Is diet affecting your gout?

Paying attention to what you eat can go a long way to managing and reducing painful gout flare-ups.

28 January 2015
by Wendy Maritz

Gout is a chronic and painful condition that occurs when high levels of uric acid in the blood (hyperuricemia) produce needle-like crystals that deposit in the joints. ‘Uric acid is the final product of purine metabolism in humans,’ explains Mike Boddy, CEO of The Arthritis Foundation of South Africa. "Purines occur naturally in the body, but are also found in a variety of foods, such as organ meats, anchovies, herring, asparagus and mushrooms." While a gout-friendly diet isn’t a treatment for gout, "it can certainly help control the production and elimination of uric acid, which may prevent attacks or reduce their severity," Boddy adds.

What to avoid

Alcohol is a major culprit for two reasons: it increases urate production and interferes with its excretion, Boddy explains. "Alcoholic beverages also contain some amount of purine that gets converted to uric acid.

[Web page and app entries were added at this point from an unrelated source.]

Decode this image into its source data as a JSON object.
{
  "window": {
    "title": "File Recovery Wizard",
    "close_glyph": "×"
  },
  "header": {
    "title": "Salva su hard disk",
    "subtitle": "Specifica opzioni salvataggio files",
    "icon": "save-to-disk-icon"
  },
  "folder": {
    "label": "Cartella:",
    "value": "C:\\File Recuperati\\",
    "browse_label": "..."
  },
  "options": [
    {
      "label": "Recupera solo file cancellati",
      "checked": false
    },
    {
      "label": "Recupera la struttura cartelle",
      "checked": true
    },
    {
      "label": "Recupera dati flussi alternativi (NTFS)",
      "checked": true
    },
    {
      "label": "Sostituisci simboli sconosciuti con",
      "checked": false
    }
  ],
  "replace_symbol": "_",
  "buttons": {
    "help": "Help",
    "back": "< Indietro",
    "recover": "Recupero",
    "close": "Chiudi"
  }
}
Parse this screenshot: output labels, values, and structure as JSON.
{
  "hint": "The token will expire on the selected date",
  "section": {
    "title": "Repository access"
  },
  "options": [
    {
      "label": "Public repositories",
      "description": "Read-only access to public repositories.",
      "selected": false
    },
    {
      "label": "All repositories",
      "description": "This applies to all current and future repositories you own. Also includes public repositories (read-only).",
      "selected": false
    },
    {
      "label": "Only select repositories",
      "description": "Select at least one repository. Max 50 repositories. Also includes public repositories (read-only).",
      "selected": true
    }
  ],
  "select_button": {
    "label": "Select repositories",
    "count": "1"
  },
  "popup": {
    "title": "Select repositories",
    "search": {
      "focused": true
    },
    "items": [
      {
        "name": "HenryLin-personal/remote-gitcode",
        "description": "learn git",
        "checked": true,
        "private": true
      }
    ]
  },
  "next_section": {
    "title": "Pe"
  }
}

Beer has the highest purine content and is the most likely to cause hyperuricemia and therefore gout flare-ups."

Other foodstuffs to avoid include:
• Organ meats, such as liver, kidney and sweetbreads
• Shellfish, such as crab and lobster
• Asparagus, cauliflower, spinach and mushrooms – these have a higher purine content than other vegetables
• Beverages sweetened with high-fructose corn syrup
• Turkey and goose meat
• Red meat – beef, pork and lamb are generally higher in purines

Additional considerations

While Boddy concedes there aren’t foodstuffs that act as a "magic bullet" for gout, he advises that sufferers follow "a well-balanced diet, avoid foods high in purine content, and limit their intake of saturated fat and alcohol". In addition, he recommends:
• Exercising and watching your weight – obesity is a risk factor for gout.
• Adjusting fish intake and considering taking high-quality fish supplements as the purine content in these oils in undetectable, or present in trace amounts that pose no risk of raising uric acid levels. You’ll find a variety of fish oils at Clicks in the aisle containing health supplements.
• Opting for skimmed milk and other low-fat dairy products.
• Vegetables, nuts and legumes – these are good sources of non-uricemic protein (just be mindful to avoid the vegetables mentioned above).
• Taking your medication as prescribed.

Chat to a Clicks pharmacist for advice if you’re still experiencing gout flare-ups despite following a healthy diet and taking your medication.